The Walking Dead’s resistance against the Commonwealth has finally begun… but what does the rebellion actually want? Until now, The Walking Dead has shown two ways of communal living – a society-based structure like Alexandria and the Kingdom, or violent dictatorships such as the Sanctuary and Alpha’s Whisperers. The Commonwealth occupies a weird middle ground. On one hand, citizens needn’t be scared of getting their faces burned with an iron, or being subjected to horrific assaults with the leader’s blessing. Wherever your social standing is under Pamela Milton, it’s still better than having Negan or Alpha in charge. On the other hand, all is not groovy inside the Commonwealth – a land where elitism is rising from the dead.
The Walking Dead season 11’s “New Haunts” confirms the suspicions of many by revealing an underground resistance within the Commonwealth. Tyler is a disgruntled ex-soldier fired from his role as a Commonwealth soldier and struggling to provide for his family after a single, Princess-themed mistake. Ignored by Pamela Milton, Tyler makes a scene at the Halloween masquerade ball, then promises there are hundreds like him. That’s no empty threat, as subsequent raids turn up secret resistance bases full of protest materials.
While we now know a Commonwealth resistance movement exists, the group’s goals and demands remain vague at this point in The Walking Dead season 11. “Equality” is the buzzword, but what exactly does equality mean for these rebels? Do they want the Milton family to step down? Does the resistance seek to play party-pooper to the Commonwealth’s lavish festivities? A manifesto is yet to be published, but The Walking Dead has already provided useful hints regarding the resistance’s aims. Firstly, we can assume the disgruntled underground would rather push Pamela Milton toward change than push Pamela Milton herself. Tyler doesn’t infiltrate the masquerade ball looking for a fight, he just needed to get close enough to Pamela for his complaint to be heard. If Tyler represents the ethos of the broader resistance, they’re looking to inspire change, not revolution… for now.

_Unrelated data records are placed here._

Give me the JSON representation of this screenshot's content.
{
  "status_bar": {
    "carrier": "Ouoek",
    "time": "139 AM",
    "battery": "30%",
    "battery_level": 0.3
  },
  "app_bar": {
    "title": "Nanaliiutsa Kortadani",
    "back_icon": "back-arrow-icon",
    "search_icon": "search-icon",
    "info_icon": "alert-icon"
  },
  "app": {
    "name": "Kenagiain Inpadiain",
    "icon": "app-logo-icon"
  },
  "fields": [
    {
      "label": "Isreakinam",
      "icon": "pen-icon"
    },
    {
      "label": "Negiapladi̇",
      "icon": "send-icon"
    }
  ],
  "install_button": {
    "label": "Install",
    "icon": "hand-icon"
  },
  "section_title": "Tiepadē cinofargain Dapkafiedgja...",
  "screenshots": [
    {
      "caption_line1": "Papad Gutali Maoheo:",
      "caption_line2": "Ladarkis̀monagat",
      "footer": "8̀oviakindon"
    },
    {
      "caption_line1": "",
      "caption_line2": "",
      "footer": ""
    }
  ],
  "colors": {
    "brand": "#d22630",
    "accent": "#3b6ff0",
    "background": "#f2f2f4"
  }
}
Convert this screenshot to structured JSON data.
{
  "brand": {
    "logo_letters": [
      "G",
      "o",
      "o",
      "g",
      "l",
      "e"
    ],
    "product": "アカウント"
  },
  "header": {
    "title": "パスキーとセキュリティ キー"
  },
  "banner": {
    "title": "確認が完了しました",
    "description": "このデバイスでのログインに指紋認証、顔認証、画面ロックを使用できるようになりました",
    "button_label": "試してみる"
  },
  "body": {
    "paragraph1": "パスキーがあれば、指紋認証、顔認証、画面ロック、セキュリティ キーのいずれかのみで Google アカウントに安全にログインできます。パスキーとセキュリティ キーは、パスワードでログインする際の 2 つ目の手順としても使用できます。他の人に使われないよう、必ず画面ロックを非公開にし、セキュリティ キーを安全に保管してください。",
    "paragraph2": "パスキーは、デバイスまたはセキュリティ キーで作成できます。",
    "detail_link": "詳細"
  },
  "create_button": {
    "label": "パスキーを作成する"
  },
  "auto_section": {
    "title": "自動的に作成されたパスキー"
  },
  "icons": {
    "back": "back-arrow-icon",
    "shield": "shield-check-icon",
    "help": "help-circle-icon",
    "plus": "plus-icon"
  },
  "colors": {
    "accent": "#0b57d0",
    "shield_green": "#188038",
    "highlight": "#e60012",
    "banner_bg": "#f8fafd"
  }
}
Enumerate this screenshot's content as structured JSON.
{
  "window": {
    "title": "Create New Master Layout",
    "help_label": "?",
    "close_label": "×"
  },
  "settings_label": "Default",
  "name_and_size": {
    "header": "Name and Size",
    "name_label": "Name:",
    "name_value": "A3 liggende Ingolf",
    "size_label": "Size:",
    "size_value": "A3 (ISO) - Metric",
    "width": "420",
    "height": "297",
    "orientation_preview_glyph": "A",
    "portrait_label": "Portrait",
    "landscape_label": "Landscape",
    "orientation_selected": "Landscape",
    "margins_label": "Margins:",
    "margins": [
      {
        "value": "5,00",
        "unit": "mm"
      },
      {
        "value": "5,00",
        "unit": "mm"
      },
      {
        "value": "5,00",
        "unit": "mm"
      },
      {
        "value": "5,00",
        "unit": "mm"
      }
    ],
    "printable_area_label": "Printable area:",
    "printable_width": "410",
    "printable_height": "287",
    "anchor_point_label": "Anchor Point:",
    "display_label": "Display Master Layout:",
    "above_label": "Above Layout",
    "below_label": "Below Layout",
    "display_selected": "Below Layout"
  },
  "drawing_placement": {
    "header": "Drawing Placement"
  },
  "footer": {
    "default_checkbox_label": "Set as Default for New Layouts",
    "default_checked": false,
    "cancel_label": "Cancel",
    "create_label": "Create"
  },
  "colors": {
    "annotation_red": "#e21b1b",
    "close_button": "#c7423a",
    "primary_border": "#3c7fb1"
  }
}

The Walking Dead’s Commonwealth resistance appears to have two main gripes with how Milton is running the show. For starters, there’s an unsettling lack of social mobility within the community. A citizen’s standing seems to be decided as soon as they walk through the Commonwealth’s gate, never to be altered. Those who held “prestigious” or highly-coveted roles before the apocalypse get luxury; everyone else gets the bare minimum. One of the best demonstrations comes via a throwaway line to Magna in the kitchen, where a fellow worker says, “My kids don’t even know what mango is.” Magna suggests maybe it’ll happen someday, but the woman laughs back, replying, “My kids? Not any time soon.” Their exchange highlights how the Commonwealth’s problem isn’t merely some folks earning more than others, but a systematic, inescapable poverty that favors those who held money and status in the old world. This is one issue the resistance will definitely want to change.
The second gripe, as highlighted by Tyler, is the sheer gulf between top and bottom in The Walking Dead’s Commonwealth. The soldier is clearly willing to work, but reveals how one mistake with a prisoner resulted in the loss of his home and “spending card,” throwing himself, his sister, and his children into poverty. Meanwhile, Pamela Milton is fussing over red wine quality. If every member of the Commonwealth had a roof over their heads and food in their bellies, few would much care about Pamela’s parties, and there’d be no resistance movement. Instead, people are desperate enough to form a rebellion and go grabbing steak knives. The resistance movement will surely demand that all Commonwealth citizens are given a basic level of support – something it can clearly afford, given what’s going on at the very top.
Perhaps the more pressing question is how far the Commonwealth resistance is willing to go to achieve these aims. If Tyler is any indication, violence is very much on the table, if only as a last resort. Another option is to down tools and go on strike – showing the Commonwealth’s leadership how indispensable “unskilled” workers actually are. Either way, the rebels will surely be buoyed by stories of Alexandria – a settlement where everyone contributes as best they can, and everyone gets an equal share.